While we have other barrels that exuded the most delicious waftings of bourbon after watering their contents the first couple of seasons, the new veggie barrel has no such pleasant olfactory emissions. Instead, after watering, an oil slick water run-off appears on the ground, leaving us weary of anything grown in it. (Stay tuned for the tomatoes, now large but still green.)

I confess to thoughts of, "Well, if everything goes to hell, total collapse, there's always native prickly pear which grows in abundance. (But how long would they last with a potential 700,000 other hungry people also seeking 'em out?

This is followed by thoughts of, "Well, do I really want to survive this transition -- even if with our own tomatoes (which would probably require procurement of a gun to protect 'em which would probably put one in graver danger of surviving in defense of their tomatoes than starvation would, huh?)

Oh gee, hope no one else reads this lest they get the wrong impression and think me a pessimist or something! ~Da

Border Explorer said...

Gee, I sure hope none of your friends reports you to the Society for the Prevention of Cruelty to Vegetables...like my "friends" did to me!!

Dada said...

"Oh touche!" I suppose I had that coming, huh? :~)

D.K. Raed said...

plant zucchini. no one can not grow zucchini.

maybe your potatoes were affected by the cooler-than-normal weather? I've never heard of growing potatoes in pots so maybe that is the problem (lack of aeration/roots getting too hot/humid). Oh listen to me, the one who did not even try to grow regular-size tomatoes here this year after the previous disappointing years!

The best tomatoes I ever grew in the desert were "hitchhiking" cherry tomatoes that had seeded themselves into some other plant I was planting. They quickly took over a huge area & I ended up with hundreds, maybe THOUSANDS, of the little things!
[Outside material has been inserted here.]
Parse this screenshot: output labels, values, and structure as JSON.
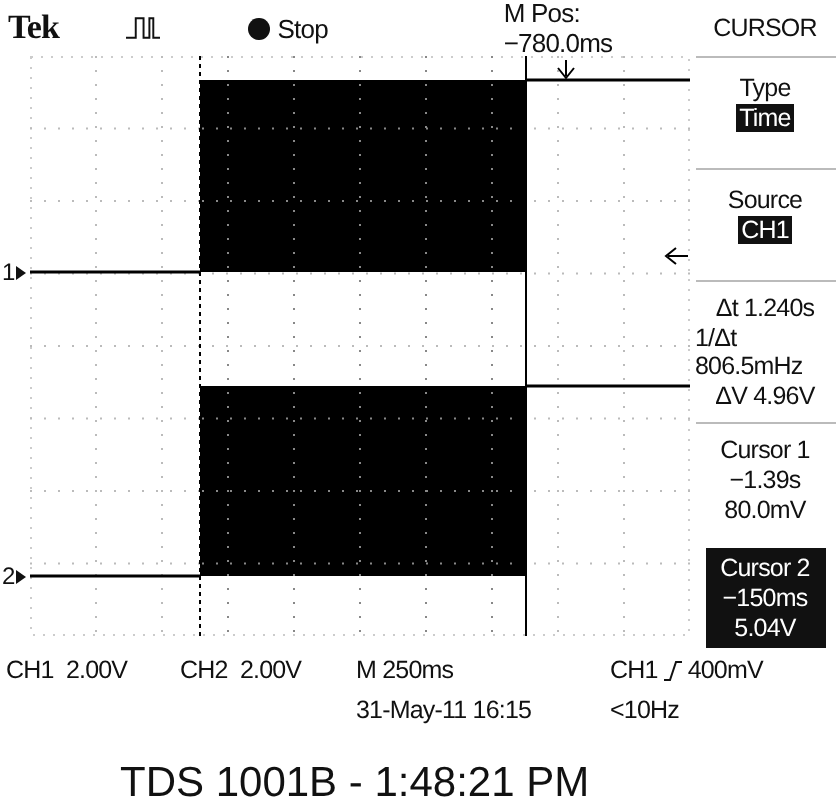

I ended up giving them away to everyone I saw, to the point that people starting running away from me & my cherry tomato baskets.

hmmmm....somehow we did NOT have that problem with our avocados. I found out that people will actually BEG for avocados. must be an inner desire for acaquatls (little testicles in the original guatamalan).

D.K. Raed said...

ps, nancy reagan's teensy little purse-size gun might be available. just don't shoot your veggies by accident ... unless you wish to follow the extinction route of the condors.

Dada said...

D.K. Re the potatoes, you are precisely right, I am sure. I never expected to really reap anything seriously consumable because they were stifled, deprived of their freedom from their confinement in "cages." But in watching them, I am learning about them. And in harvesting my miniatures ("tater tots" I like to call 'em), I found a particular joy I haven't experienced since a childhood Easter egg hunt when I still believed in a monster bunny running loose in the neighborhood one night a year.

The couple of green tomatoes we have are quite large. I wish they'd turn red soon, but I suspect when they do, other garden pests (besides we humans) will be attracted to 'em before they're reaped. It's all a learning process in our first time out of the gate.

Sadly, I must report: I am no fan of zucchinis and, having grown up surrounded by orchards of avocados, them either. "Hold the guacamole!" is always an appendage to my comida orders.